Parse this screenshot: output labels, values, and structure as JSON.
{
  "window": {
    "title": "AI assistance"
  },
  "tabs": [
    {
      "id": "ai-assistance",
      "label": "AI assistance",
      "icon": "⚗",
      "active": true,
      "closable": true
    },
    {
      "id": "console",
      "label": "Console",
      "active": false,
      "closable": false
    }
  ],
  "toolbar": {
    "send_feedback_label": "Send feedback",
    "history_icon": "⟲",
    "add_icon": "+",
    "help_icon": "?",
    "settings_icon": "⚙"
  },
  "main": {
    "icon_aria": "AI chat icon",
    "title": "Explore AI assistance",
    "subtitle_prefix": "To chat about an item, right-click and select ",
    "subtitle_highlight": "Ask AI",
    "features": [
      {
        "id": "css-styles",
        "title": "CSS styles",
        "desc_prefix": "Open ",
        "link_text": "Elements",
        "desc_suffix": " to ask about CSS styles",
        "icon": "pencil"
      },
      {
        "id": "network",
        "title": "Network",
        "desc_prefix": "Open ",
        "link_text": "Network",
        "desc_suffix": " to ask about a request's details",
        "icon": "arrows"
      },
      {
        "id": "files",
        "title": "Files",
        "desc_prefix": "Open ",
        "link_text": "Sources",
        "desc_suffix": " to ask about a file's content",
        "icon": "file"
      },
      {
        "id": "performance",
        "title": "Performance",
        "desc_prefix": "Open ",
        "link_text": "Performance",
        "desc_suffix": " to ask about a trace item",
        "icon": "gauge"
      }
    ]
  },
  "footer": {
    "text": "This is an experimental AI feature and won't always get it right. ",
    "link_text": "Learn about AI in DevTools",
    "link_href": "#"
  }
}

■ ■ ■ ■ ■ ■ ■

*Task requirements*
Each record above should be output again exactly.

*Exercise answer*
Parse this screenshot: output labels, values, and structure as JSON.
{
  "window": {
    "title": "AI assistance"
  },
  "tabs": [
    {
      "id": "ai-assistance",
      "label": "AI assistance",
      "icon": "⚗",
      "active": true,
      "closable": true
    },
    {
      "id": "console",
      "label": "Console",
      "active": false,
      "closable": false
    }
  ],
  "toolbar": {
    "send_feedback_label": "Send feedback",
    "history_icon": "⟲",
    "add_icon": "+",
    "help_icon": "?",
    "settings_icon": "⚙"
  },
  "main": {
    "icon_aria": "AI chat icon",
    "title": "Explore AI assistance",
    "subtitle_prefix": "To chat about an item, right-click and select ",
    "subtitle_highlight": "Ask AI",
    "features": [
      {
        "id": "css-styles",
        "title": "CSS styles",
        "desc_prefix": "Open ",
        "link_text": "Elements",
        "desc_suffix": " to ask about CSS styles",
        "icon": "pencil"
      },
      {
        "id": "network",
        "title": "Network",
        "desc_prefix": "Open ",
        "link_text": "Network",
        "desc_suffix": " to ask about a request's details",
        "icon": "arrows"
      },
      {
        "id": "files",
        "title": "Files",
        "desc_prefix": "Open ",
        "link_text": "Sources",
        "desc_suffix": " to ask about a file's content",
        "icon": "file"
      },
      {
        "id": "performance",
        "title": "Performance",
        "desc_prefix": "Open ",
        "link_text": "Performance",
        "desc_suffix": " to ask about a trace item",
        "icon": "gauge"
      }
    ]
  },
  "footer": {
    "text": "This is an experimental AI feature and won't always get it right. ",
    "link_text": "Learn about AI in DevTools",
    "link_href": "#"
  }
}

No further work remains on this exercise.